On 29 October 2014, former Chief Justice Carmody of the Queensland Supreme Court handed down the much anticipated decision in Byrne v People Resourcing (Qld) Pty Ltd [2014] 2 QdR 397.

In that case, a labour hire employer contractually indemnified a principal contractor in relation to claims for damages for personal injuries by workers injured during the course of a construction project.  The parties to the claim did not contest the validity of the contractual indemnity – it was conceded that the indemnity was effective.  Rather, the litigation concerned whether WorkCover Queensland, as the workers’ compensation insurer of the labour hire employer, was obliged to cover the purely contractual claim by the principal contractor against its insured.

In that regard, section 8 of the Workers’ Compensation & Rehabilitation Act 2003 (WCRA) obliged WorkCover Queensland to indemnify the labour hire employer against all amounts for which the employer may become legally liable, for injury sustained by a worker employed by the employer for damages.

Carmody CJ held that WorkCover Queensland was liable to indemnify the labour hire employer in respect of its in solidum (joint and several) legal liability to pay damages to the worker, including any indemnity due to the principal.  In solidum liability extended to damages for which the labour hire employer was liable to pay the worker under the  WCRA.  The effect of the decision in Byrne was that WorkCover Queensland was thereafter obliged to indemnify employers for contractual liability to third parties to the extent of the employer’s in solidum liability to the worker under the WCRA.  The indemnity did not extend to damages and costs for which the employer was not liable under the WCRA (such as gratuitous care and claimant’s costs). Therefore, whilst the contractual indemnity may still have been effective in requiring the employer to indemnify the principal for “non WCRA” damages and costs, WorkCover was not obliged to indemnify the employer for these amounts. 

The decision in Byrne  has, in the writer’s experience, led to an increase in claims proceeding to litigation rather than resolving in the pre proceedings phase.  The contest usually concerns whether the contractual indemnity extended by an employer is valid and effective in obliging the employer to indemnify other parties for their own negligence.

Yesterday, the Workers’ Compensation & Rehabilitation (National Injury Insurance Scheme) Amendment Bill 2016 was introduced into Parliament.  The Bill is intended to amend the WCRA and largely concerns the introduction of the National Injury Insurance Scheme to workplace injuries suffered from 1 July 2016.

The Bill otherwise proposes to reverse the impact of the decision in Byrne for insurers, including WorkCover Queensland.
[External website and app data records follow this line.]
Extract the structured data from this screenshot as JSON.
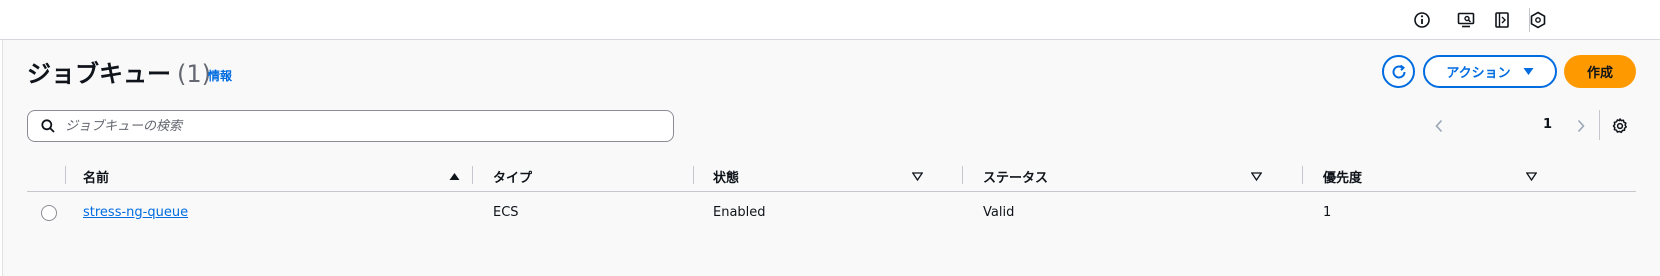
{
  "topbar": {
    "icons": [
      "info-icon",
      "screen-search-icon",
      "notebook-icon",
      "hexagon-settings-icon"
    ]
  },
  "header": {
    "title": "ジョブキュー",
    "count": "(1)",
    "info_link": "情報",
    "actions_label": "アクション",
    "create_label": "作成"
  },
  "search": {
    "placeholder": "ジョブキューの検索",
    "value": ""
  },
  "pagination": {
    "current_page": "1"
  },
  "table": {
    "columns": [
      {
        "key": "name",
        "label": "名前",
        "sort": "ascending"
      },
      {
        "key": "type",
        "label": "タイプ",
        "sort": "none"
      },
      {
        "key": "state",
        "label": "状態",
        "sort": "filter"
      },
      {
        "key": "status",
        "label": "ステータス",
        "sort": "filter"
      },
      {
        "key": "priority",
        "label": "優先度",
        "sort": "filter"
      }
    ],
    "rows": [
      {
        "name": "stress-ng-queue",
        "type": "ECS",
        "state": "Enabled",
        "status": "Valid",
        "priority": "1"
      }
    ]
  },
  "colors": {
    "accent": "#006ce0",
    "primary_button": "#ff9900",
    "panel_bg": "#f9f9f9",
    "text": "#0f141a"
  }
}
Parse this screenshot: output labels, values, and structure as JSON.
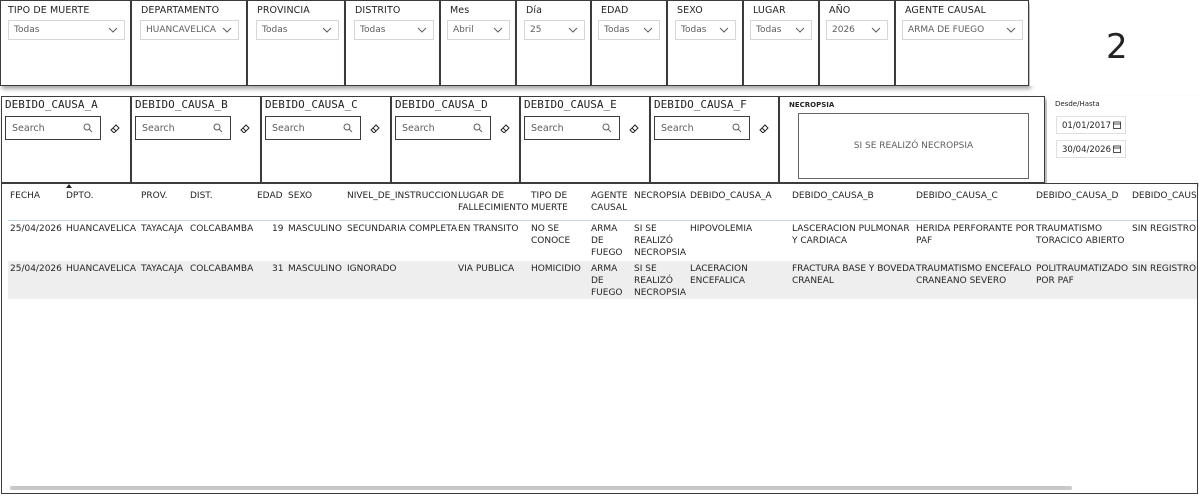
{
  "filters": [
    {
      "key": "tipo_muerte",
      "label": "TIPO DE MUERTE",
      "value": "Todas"
    },
    {
      "key": "departamento",
      "label": "DEPARTAMENTO",
      "value": "HUANCAVELICA"
    },
    {
      "key": "provincia",
      "label": "PROVINCIA",
      "value": "Todas"
    },
    {
      "key": "distrito",
      "label": "DISTRITO",
      "value": "Todas"
    },
    {
      "key": "mes",
      "label": "Mes",
      "value": "Abril"
    },
    {
      "key": "dia",
      "label": "Día",
      "value": "25"
    },
    {
      "key": "edad",
      "label": "EDAD",
      "value": "Todas"
    },
    {
      "key": "sexo",
      "label": "SEXO",
      "value": "Todas"
    },
    {
      "key": "lugar",
      "label": "LUGAR",
      "value": "Todas"
    },
    {
      "key": "anio",
      "label": "AÑO",
      "value": "2026"
    },
    {
      "key": "agente",
      "label": "AGENTE CAUSAL",
      "value": "ARMA DE FUEGO"
    }
  ],
  "card": {
    "value": "2"
  },
  "causa_slicers": [
    {
      "label": "DEBIDO_CAUSA_A",
      "placeholder": "Search"
    },
    {
      "label": "DEBIDO_CAUSA_B",
      "placeholder": "Search"
    },
    {
      "label": "DEBIDO_CAUSA_C",
      "placeholder": "Search"
    },
    {
      "label": "DEBIDO_CAUSA_D",
      "placeholder": "Search"
    },
    {
      "label": "DEBIDO_CAUSA_E",
      "placeholder": "Search"
    },
    {
      "label": "DEBIDO_CAUSA_F",
      "placeholder": "Search"
    }
  ],
  "necropsia": {
    "title": "NECROPSIA",
    "value": "SI SE REALIZÓ NECROPSIA"
  },
  "dates": {
    "title": "Desde/Hasta",
    "from": "01/01/2017",
    "to": "30/04/2026"
  },
  "table": {
    "headers": {
      "fecha": "FECHA",
      "dpto": "DPTO.",
      "prov": "PROV.",
      "dist": "DIST.",
      "edad": "EDAD",
      "sexo": "SEXO",
      "nivel": "NIVEL_DE_INSTRUCCION",
      "lugar_1": "LUGAR DE",
      "lugar_2": "FALLECIMIENTO",
      "tipo_1": "TIPO DE",
      "tipo_2": "MUERTE",
      "agente_1": "AGENTE",
      "agente_2": "CAUSAL",
      "necropsia": "NECROPSIA",
      "causa_a": "DEBIDO_CAUSA_A",
      "causa_b": "DEBIDO_CAUSA_B",
      "causa_c": "DEBIDO_CAUSA_C",
      "causa_d": "DEBIDO_CAUSA_D",
      "causa_e": "DEBIDO_CAUSA"
    },
    "rows": [
      {
        "fecha": "25/04/2026",
        "dpto": "HUANCAVELICA",
        "prov": "TAYACAJA",
        "dist": "COLCABAMBA",
        "edad": "19",
        "sexo": "MASCULINO",
        "nivel": "SECUNDARIA COMPLETA",
        "lugar": "EN TRANSITO",
        "tipo_1": "NO SE",
        "tipo_2": "CONOCE",
        "agente_1": "ARMA",
        "agente_2": "DE",
        "agente_3": "FUEGO",
        "nec_1": "SI SE",
        "nec_2": "REALIZÓ",
        "nec_3": "NECROPSIA",
        "causa_a": "HIPOVOLEMIA",
        "causa_b_1": "LASCERACION PULMONAR",
        "causa_b_2": "Y CARDIACA",
        "causa_c_1": "HERIDA PERFORANTE POR",
        "causa_c_2": "PAF",
        "causa_d_1": "TRAUMATISMO",
        "causa_d_2": "TORACICO ABIERTO",
        "causa_e": "SIN REGISTRO"
      },
      {
        "fecha": "25/04/2026",
        "dpto": "HUANCAVELICA",
        "prov": "TAYACAJA",
        "dist": "COLCABAMBA",
        "edad": "31",
        "sexo": "MASCULINO",
        "nivel": "IGNORADO",
        "lugar": "VIA PUBLICA",
        "tipo_1": "HOMICIDIO",
        "tipo_2": "",
        "agente_1": "ARMA",
        "agente_2": "DE",
        "agente_3": "FUEGO",
        "nec_1": "SI SE",
        "nec_2": "REALIZÓ",
        "nec_3": "NECROPSIA",
        "causa_a_1": "LACERACION",
        "causa_a_2": "ENCEFALICA",
        "causa_b_1": "FRACTURA BASE Y BOVEDA",
        "causa_b_2": "CRANEAL",
        "causa_c_1": "TRAUMATISMO ENCEFALO",
        "causa_c_2": "CRANEANO SEVERO",
        "causa_d_1": "POLITRAUMATIZADO",
        "causa_d_2": "POR PAF",
        "causa_e": "SIN REGISTRO"
      }
    ]
  }
}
Firstly, the Bill amends the section 10 definition of damages to include subsection 4 as follows:

Further, a reference in subsection (1) to the liability of an employer does not include a liability to pay damages, for injury sustained by a worker, arising from an indemnity granted by the employer to another person for the other person’s legal liability to pay damages to the worker for the injury.

Therefore, the insurer is not obliged pursuant to section 8 of the WCRA to indemnify employers for contractual indemnities extended to other parties.

The Bill also contains at section 236B a provision which relates to contribution claims by WorkCover Queensland.  The section provides as follows:

Liability of contributors

  1. This section applies to an agreement between an employer and another person under which the employer indemnifies the other person for any legal liability of the person to pay damages for injury sustained by a worker.

  2. The agreement does not prevent the insurer from adding the other person as a contributor under section 278A in relation to the employer’s liability or the insurer’s liability for the worker’s injury.

  3. The agreement is void to the extent it provides for the employer, or has the effect of requiring the employer, to indemnify the other person for any contribution claim made by the insurer against the other person.

  4. In this section— 

    damages includes damages under a legal liability existing independently of this Act, whether or not within the meaning of section 10.

This proposed section preserves the right of WorkCover Queensland to bring a contribution claim against a party that an employer has contractually indemnified.  It prevents the other party from relying on the contractual indemnity to claim indemnity from the employer in relation to WorkCover’s Queensland’s contribution claim against it.  The contractual indemnity may not be voided in the event a claim is made by the worker against the other party and the other party claims indemnity directly from the employer (although pursuant to sections 8 and 10, WorkCover will no longer be obliged to indemnify the employer for that purely contractual claim).

The Bill has been referred to a Parliamentary Committee for review and a report back to Parliament and may yet undergo some changes. Watch this space for any further developments.  

For further information or discussion about this or similar cases, please contact our Insurance & Risk team. 

HopgoodGanim Lawyers' Insurance and Risk team is ranked by Doyle's Guide in the category of Leading Workplace Accident & WorkCover Insurance Law Firms - Queensland, 2015.  Founded 40 years ago, the HopgoodGanim of today remains fiercely independent and proud of our sustained growth and ongoing success. We deliver exceptional commercially-focused legal advice to clients throughout Australia and internationally and in addition to our corporate and commercial teams, we also house one of Australia’s most highly regarded family law practices.